## Prompt
Lift out each line of the data that holds "productNumbers".

- - -

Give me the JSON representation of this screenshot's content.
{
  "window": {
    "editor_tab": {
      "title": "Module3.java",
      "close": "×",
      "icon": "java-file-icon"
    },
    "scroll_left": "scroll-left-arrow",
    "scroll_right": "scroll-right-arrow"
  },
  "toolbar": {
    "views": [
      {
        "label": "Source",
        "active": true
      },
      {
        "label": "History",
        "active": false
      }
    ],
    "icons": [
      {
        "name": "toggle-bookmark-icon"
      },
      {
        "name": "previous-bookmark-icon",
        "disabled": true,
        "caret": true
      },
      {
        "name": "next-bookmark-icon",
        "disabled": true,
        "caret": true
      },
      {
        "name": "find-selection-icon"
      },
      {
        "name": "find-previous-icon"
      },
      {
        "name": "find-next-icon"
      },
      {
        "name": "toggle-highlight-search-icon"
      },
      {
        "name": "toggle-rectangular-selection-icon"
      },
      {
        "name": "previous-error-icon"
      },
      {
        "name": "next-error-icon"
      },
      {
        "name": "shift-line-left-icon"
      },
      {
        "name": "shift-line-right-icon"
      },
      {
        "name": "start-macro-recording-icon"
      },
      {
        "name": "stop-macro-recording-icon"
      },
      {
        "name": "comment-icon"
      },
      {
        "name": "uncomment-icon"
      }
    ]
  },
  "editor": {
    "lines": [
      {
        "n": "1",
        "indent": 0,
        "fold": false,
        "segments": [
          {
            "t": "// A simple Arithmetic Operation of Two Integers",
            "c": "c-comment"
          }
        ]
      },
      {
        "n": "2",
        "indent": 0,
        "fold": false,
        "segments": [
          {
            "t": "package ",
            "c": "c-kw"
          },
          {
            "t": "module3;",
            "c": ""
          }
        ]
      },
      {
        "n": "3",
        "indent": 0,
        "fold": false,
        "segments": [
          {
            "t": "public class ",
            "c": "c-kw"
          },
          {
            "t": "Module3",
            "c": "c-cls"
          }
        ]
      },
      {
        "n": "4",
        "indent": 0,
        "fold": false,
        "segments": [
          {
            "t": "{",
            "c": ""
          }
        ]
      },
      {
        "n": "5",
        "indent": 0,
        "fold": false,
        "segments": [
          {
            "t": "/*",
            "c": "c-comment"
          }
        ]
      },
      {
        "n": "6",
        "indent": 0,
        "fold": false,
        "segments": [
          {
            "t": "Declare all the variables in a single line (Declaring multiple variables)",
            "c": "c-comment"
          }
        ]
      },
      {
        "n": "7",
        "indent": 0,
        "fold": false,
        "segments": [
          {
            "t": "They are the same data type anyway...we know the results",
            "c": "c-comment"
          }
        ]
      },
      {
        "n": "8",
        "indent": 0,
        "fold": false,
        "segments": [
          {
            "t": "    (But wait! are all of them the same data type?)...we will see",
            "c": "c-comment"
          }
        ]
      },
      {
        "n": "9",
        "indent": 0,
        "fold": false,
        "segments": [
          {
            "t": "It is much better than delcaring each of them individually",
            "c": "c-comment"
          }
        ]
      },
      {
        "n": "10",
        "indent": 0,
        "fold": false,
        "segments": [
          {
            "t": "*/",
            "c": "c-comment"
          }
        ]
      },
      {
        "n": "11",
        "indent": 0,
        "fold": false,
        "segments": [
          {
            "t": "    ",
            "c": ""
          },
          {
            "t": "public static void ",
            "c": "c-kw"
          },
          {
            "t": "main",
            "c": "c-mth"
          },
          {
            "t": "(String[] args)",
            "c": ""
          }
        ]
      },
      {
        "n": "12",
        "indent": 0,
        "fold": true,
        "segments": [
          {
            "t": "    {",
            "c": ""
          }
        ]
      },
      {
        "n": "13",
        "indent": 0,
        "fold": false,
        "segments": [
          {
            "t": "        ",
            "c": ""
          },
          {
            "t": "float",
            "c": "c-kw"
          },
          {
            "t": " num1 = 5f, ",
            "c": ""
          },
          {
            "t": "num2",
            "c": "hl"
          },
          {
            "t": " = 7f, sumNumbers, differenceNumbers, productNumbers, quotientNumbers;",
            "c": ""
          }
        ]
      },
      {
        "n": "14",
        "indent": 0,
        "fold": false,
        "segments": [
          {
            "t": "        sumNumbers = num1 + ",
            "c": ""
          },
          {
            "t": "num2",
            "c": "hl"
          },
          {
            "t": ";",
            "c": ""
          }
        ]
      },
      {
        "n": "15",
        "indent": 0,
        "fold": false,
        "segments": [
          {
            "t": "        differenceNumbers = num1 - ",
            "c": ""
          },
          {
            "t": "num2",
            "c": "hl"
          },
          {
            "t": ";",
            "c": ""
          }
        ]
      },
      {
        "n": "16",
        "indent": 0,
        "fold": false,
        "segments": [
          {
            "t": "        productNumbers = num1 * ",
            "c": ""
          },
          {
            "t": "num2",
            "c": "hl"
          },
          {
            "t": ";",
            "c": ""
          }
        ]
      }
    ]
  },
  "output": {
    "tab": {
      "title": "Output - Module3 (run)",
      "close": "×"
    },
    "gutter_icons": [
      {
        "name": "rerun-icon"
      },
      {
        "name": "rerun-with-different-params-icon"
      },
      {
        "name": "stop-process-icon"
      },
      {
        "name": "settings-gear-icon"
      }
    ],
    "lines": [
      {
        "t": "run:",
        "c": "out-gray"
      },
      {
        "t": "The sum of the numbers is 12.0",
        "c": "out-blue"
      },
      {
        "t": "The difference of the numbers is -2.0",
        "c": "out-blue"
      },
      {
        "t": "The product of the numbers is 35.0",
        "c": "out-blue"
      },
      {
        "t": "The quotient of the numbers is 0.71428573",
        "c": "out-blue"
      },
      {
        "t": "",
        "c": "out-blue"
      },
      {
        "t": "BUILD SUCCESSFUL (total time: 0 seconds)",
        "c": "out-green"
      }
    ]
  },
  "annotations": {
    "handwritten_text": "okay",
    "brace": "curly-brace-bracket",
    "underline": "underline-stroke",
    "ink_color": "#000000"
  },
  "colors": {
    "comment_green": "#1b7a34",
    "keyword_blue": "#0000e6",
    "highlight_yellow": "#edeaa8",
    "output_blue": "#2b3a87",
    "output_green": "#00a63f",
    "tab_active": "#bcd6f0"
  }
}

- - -

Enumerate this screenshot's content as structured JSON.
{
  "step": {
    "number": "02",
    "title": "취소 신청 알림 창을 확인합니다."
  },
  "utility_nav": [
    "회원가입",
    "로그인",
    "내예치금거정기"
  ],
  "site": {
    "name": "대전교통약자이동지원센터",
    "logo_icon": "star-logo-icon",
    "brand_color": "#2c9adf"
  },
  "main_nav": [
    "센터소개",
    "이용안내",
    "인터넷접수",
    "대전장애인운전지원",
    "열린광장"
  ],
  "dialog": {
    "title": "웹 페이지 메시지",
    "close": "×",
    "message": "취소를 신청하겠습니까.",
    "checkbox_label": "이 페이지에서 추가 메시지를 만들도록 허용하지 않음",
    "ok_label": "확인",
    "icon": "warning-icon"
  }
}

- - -

## Problem solution
            "t": " = 7f, sumNumbers, differenceNumbers, productNumbers, quotientNumbers;",
            "t": "        productNumbers = num1 * ",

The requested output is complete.